*** Opening Data ***

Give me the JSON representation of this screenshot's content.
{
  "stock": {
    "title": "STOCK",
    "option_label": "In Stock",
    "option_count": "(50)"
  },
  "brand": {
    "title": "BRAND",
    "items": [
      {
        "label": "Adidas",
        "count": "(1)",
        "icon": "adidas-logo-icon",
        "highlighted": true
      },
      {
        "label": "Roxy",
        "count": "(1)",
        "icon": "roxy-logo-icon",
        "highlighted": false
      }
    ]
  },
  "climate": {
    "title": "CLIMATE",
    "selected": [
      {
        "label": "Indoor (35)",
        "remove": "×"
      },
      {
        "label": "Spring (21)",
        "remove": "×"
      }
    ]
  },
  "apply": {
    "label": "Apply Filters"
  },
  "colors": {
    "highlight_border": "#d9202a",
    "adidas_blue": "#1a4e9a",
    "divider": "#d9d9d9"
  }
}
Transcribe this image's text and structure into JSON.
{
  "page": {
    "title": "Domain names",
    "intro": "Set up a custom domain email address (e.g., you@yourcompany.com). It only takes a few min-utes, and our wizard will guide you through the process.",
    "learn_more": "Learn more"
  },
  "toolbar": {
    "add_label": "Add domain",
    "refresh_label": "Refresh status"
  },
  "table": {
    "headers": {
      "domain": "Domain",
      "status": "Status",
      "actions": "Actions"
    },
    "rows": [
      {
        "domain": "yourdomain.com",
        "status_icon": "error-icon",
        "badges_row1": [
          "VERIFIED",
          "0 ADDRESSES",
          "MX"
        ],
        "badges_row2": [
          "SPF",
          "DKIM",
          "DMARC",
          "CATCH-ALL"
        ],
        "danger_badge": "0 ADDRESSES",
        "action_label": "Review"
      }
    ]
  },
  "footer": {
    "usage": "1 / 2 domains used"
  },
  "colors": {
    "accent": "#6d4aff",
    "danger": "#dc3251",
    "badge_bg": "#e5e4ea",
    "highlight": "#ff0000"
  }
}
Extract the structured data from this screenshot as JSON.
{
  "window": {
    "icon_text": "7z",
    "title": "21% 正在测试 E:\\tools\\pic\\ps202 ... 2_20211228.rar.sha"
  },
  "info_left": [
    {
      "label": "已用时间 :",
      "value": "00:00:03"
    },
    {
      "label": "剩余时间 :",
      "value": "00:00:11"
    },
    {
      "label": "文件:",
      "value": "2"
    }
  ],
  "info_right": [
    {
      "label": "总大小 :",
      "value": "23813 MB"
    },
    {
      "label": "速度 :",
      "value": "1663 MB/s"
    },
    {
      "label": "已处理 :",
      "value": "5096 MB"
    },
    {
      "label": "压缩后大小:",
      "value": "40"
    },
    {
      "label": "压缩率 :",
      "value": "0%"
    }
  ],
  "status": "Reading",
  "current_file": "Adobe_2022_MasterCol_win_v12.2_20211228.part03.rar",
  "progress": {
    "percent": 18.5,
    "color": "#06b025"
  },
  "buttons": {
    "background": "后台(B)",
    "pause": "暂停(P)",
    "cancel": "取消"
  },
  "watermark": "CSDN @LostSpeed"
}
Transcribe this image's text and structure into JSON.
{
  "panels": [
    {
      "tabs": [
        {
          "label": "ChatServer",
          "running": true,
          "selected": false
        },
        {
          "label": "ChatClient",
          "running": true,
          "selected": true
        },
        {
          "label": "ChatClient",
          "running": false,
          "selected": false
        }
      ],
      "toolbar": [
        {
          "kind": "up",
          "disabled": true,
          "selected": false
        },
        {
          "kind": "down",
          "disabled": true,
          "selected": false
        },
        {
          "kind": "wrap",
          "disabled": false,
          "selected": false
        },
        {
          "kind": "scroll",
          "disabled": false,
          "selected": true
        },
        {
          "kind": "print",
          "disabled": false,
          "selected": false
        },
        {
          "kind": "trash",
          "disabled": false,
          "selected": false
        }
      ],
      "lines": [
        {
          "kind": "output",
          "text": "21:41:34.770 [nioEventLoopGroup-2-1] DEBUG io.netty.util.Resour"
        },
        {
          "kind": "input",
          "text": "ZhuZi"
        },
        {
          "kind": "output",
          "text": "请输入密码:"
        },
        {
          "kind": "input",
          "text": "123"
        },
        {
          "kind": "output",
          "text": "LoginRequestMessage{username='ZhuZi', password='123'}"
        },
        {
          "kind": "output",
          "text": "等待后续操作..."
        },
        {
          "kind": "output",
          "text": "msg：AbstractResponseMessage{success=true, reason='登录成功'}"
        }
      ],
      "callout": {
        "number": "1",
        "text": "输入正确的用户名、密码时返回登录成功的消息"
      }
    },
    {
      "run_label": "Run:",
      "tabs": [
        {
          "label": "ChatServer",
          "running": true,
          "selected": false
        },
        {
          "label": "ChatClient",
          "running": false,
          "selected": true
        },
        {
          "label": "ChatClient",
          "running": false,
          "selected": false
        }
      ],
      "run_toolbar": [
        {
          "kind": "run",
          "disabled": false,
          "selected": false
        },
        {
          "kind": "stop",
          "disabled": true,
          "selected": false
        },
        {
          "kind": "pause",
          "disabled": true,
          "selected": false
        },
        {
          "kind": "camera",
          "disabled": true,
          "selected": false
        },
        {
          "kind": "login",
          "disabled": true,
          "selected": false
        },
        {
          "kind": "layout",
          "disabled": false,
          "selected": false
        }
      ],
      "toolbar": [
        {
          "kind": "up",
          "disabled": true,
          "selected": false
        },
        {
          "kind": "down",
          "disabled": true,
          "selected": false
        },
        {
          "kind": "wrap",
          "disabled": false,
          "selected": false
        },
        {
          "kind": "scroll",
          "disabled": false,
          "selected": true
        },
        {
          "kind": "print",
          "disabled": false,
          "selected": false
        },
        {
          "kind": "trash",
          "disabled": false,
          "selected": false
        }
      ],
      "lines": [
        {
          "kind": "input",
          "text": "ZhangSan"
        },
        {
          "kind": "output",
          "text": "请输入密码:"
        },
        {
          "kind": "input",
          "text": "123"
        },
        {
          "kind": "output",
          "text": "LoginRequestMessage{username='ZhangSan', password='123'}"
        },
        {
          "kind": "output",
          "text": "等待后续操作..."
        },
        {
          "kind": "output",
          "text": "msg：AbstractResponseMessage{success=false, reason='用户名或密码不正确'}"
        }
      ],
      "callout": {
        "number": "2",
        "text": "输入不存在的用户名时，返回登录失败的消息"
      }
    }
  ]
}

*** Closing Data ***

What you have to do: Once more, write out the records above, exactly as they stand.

Task answer:
Give me the JSON representation of this screenshot's content.
{
  "stock": {
    "title": "STOCK",
    "option_label": "In Stock",
    "option_count": "(50)"
  },
  "brand": {
    "title": "BRAND",
    "items": [
      {
        "label": "Adidas",
        "count": "(1)",
        "icon": "adidas-logo-icon",
        "highlighted": true
      },
      {
        "label": "Roxy",
        "count": "(1)",
        "icon": "roxy-logo-icon",
        "highlighted": false
      }
    ]
  },
  "climate": {
    "title": "CLIMATE",
    "selected": [
      {
        "label": "Indoor (35)",
        "remove": "×"
      },
      {
        "label": "Spring (21)",
        "remove": "×"
      }
    ]
  },
  "apply": {
    "label": "Apply Filters"
  },
  "colors": {
    "highlight_border": "#d9202a",
    "adidas_blue": "#1a4e9a",
    "divider": "#d9d9d9"
  }
}
Transcribe this image's text and structure into JSON.
{
  "page": {
    "title": "Domain names",
    "intro": "Set up a custom domain email address (e.g., you@yourcompany.com). It only takes a few min-utes, and our wizard will guide you through the process.",
    "learn_more": "Learn more"
  },
  "toolbar": {
    "add_label": "Add domain",
    "refresh_label": "Refresh status"
  },
  "table": {
    "headers": {
      "domain": "Domain",
      "status": "Status",
      "actions": "Actions"
    },
    "rows": [
      {
        "domain": "yourdomain.com",
        "status_icon": "error-icon",
        "badges_row1": [
          "VERIFIED",
          "0 ADDRESSES",
          "MX"
        ],
        "badges_row2": [
          "SPF",
          "DKIM",
          "DMARC",
          "CATCH-ALL"
        ],
        "danger_badge": "0 ADDRESSES",
        "action_label": "Review"
      }
    ]
  },
  "footer": {
    "usage": "1 / 2 domains used"
  },
  "colors": {
    "accent": "#6d4aff",
    "danger": "#dc3251",
    "badge_bg": "#e5e4ea",
    "highlight": "#ff0000"
  }
}
Extract the structured data from this screenshot as JSON.
{
  "window": {
    "icon_text": "7z",
    "title": "21% 正在测试 E:\\tools\\pic\\ps202 ... 2_20211228.rar.sha"
  },
  "info_left": [
    {
      "label": "已用时间 :",
      "value": "00:00:03"
    },
    {
      "label": "剩余时间 :",
      "value": "00:00:11"
    },
    {
      "label": "文件:",
      "value": "2"
    }
  ],
  "info_right": [
    {
      "label": "总大小 :",
      "value": "23813 MB"
    },
    {
      "label": "速度 :",
      "value": "1663 MB/s"
    },
    {
      "label": "已处理 :",
      "value": "5096 MB"
    },
    {
      "label": "压缩后大小:",
      "value": "40"
    },
    {
      "label": "压缩率 :",
      "value": "0%"
    }
  ],
  "status": "Reading",
  "current_file": "Adobe_2022_MasterCol_win_v12.2_20211228.part03.rar",
  "progress": {
    "percent": 18.5,
    "color": "#06b025"
  },
  "buttons": {
    "background": "后台(B)",
    "pause": "暂停(P)",
    "cancel": "取消"
  },
  "watermark": "CSDN @LostSpeed"
}
Transcribe this image's text and structure into JSON.
{
  "panels": [
    {
      "tabs": [
        {
          "label": "ChatServer",
          "running": true,
          "selected": false
        },
        {
          "label": "ChatClient",
          "running": true,
          "selected": true
        },
        {
          "label": "ChatClient",
          "running": false,
          "selected": false
        }
      ],
      "toolbar": [
        {
          "kind": "up",
          "disabled": true,
          "selected": false
        },
        {
          "kind": "down",
          "disabled": true,
          "selected": false
        },
        {
          "kind": "wrap",
          "disabled": false,
          "selected": false
        },
        {
          "kind": "scroll",
          "disabled": false,
          "selected": true
        },
        {
          "kind": "print",
          "disabled": false,
          "selected": false
        },
        {
          "kind": "trash",
          "disabled": false,
          "selected": false
        }
      ],
      "lines": [
        {
          "kind": "output",
          "text": "21:41:34.770 [nioEventLoopGroup-2-1] DEBUG io.netty.util.Resour"
        },
        {
          "kind": "input",
          "text": "ZhuZi"
        },
        {
          "kind": "output",
          "text": "请输入密码:"
        },
        {
          "kind": "input",
          "text": "123"
        },
        {
          "kind": "output",
          "text": "LoginRequestMessage{username='ZhuZi', password='123'}"
        },
        {
          "kind": "output",
          "text": "等待后续操作..."
        },
        {
          "kind": "output",
          "text": "msg：AbstractResponseMessage{success=true, reason='登录成功'}"
        }
      ],
      "callout": {
        "number": "1",
        "text": "输入正确的用户名、密码时返回登录成功的消息"
      }
    },
    {
      "run_label": "Run:",
      "tabs": [
        {
          "label": "ChatServer",
          "running": true,
          "selected": false
        },
        {
          "label": "ChatClient",
          "running": false,
          "selected": true
        },
        {
          "label": "ChatClient",
          "running": false,
          "selected": false
        }
      ],
      "run_toolbar": [
        {
          "kind": "run",
          "disabled": false,
          "selected": false
        },
        {
          "kind": "stop",
          "disabled": true,
          "selected": false
        },
        {
          "kind": "pause",
          "disabled": true,
          "selected": false
        },
        {
          "kind": "camera",
          "disabled": true,
          "selected": false
        },
        {
          "kind": "login",
          "disabled": true,
          "selected": false
        },
        {
          "kind": "layout",
          "disabled": false,
          "selected": false
        }
      ],
      "toolbar": [
        {
          "kind": "up",
          "disabled": true,
          "selected": false
        },
        {
          "kind": "down",
          "disabled": true,
          "selected": false
        },
        {
          "kind": "wrap",
          "disabled": false,
          "selected": false
        },
        {
          "kind": "scroll",
          "disabled": false,
          "selected": true
        },
        {
          "kind": "print",
          "disabled": false,
          "selected": false
        },
        {
          "kind": "trash",
          "disabled": false,
          "selected": false
        }
      ],
      "lines": [
        {
          "kind": "input",
          "text": "ZhangSan"
        },
        {
          "kind": "output",
          "text": "请输入密码:"
        },
        {
          "kind": "input",
          "text": "123"
        },
        {
          "kind": "output",
          "text": "LoginRequestMessage{username='ZhangSan', password='123'}"
        },
        {
          "kind": "output",
          "text": "等待后续操作..."
        },
        {
          "kind": "output",
          "text": "msg：AbstractResponseMessage{success=false, reason='用户名或密码不正确'}"
        }
      ],
      "callout": {
        "number": "2",
        "text": "输入不存在的用户名时，返回登录失败的消息"
      }
    }
  ]
}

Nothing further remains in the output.